Business; shopping; studying; your entire digital life – you could see them all as games. Or at least as areas where game play, and game theories, can teach us a lot about interaction and engagement.
Games were the dominant theme of this year’s South By Southwest (SXSW) – the digital sector’s annual shindig in Austin, Texas last weekend. This huge geekfest is where the future is dreamt up, debated and sometimes sold to the highest bidder.
Here the discussion about games was not about consoles or brand extensions for films, but using game theories as the basis for developing entirely new services and products, understanding the gameplay mechanics at the heart of social commerce for example.

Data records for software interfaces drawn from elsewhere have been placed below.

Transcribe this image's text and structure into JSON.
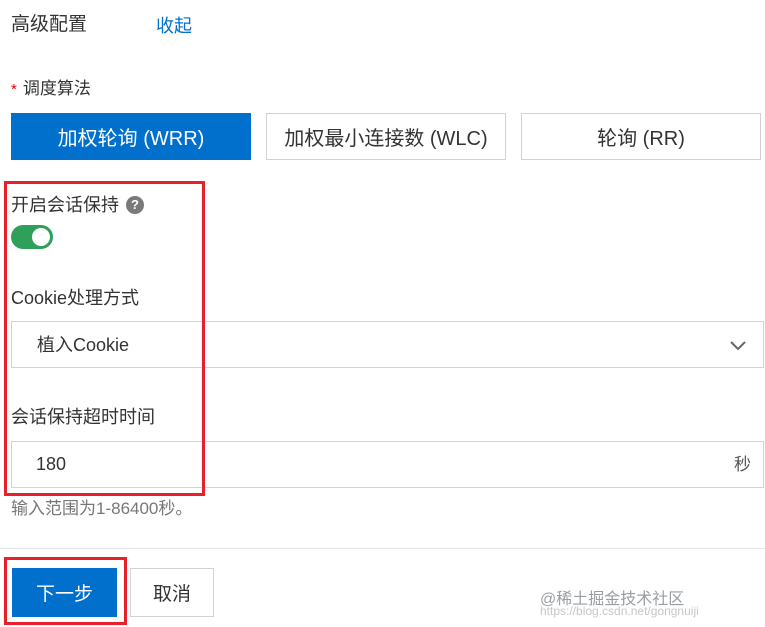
{
  "header": {
    "title": "高级配置",
    "collapse_label": "收起"
  },
  "algorithm": {
    "required_mark": "*",
    "label": "调度算法",
    "options": [
      {
        "label": "加权轮询 (WRR)",
        "selected": true
      },
      {
        "label": "加权最小连接数 (WLC)",
        "selected": false
      },
      {
        "label": "轮询 (RR)",
        "selected": false
      }
    ]
  },
  "session": {
    "label": "开启会话保持",
    "help_icon": "?",
    "enabled": true
  },
  "cookie": {
    "label": "Cookie处理方式",
    "selected": "植入Cookie"
  },
  "timeout": {
    "label": "会话保持超时时间",
    "value": "180",
    "unit": "秒",
    "hint": "输入范围为1-86400秒。"
  },
  "footer": {
    "next_label": "下一步",
    "cancel_label": "取消"
  },
  "watermark": {
    "text": "@稀土掘金技术社区",
    "sub_text": "https://blog.csdn.net/gongnuiji"
  },
  "colors": {
    "primary": "#0070cc",
    "toggle_on": "#2ea05a",
    "highlight": "#e8202a",
    "required": "#e00000"
  }
}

Everywhere I went across the vast conference campus, people were thinking about the ‘game layer’ that digital media adds on top of our lives, where ‘people like us’ gabble in social media, buy and sell, engage and market. Entrepreneurs were redesigning it, marketers were looking to harness it, designers aiming to make it ever more vibrant.
It all made for a slightly surreal feel – this perspective that we are building an additional layer on top of our lives. The idea that as a society we’re increasingly trying to lose ourselves in a game layered on top of everyday life.
Of course SXSW ‘people like us’ are not the whole of society. They’re more likely than most to have spent teenage years striving to reach level 14, and far more likely to be a 24-year-old billionaire as a result.
But recent years’ SXSWs have thrust first Twitter and then Foursquare from obscurity onto the world stage. So I for one won’t be overlooking what I saw this year. Whether or not you want to play games with your life, it can’t harm to understand who is setting the rules and how the dice might fall.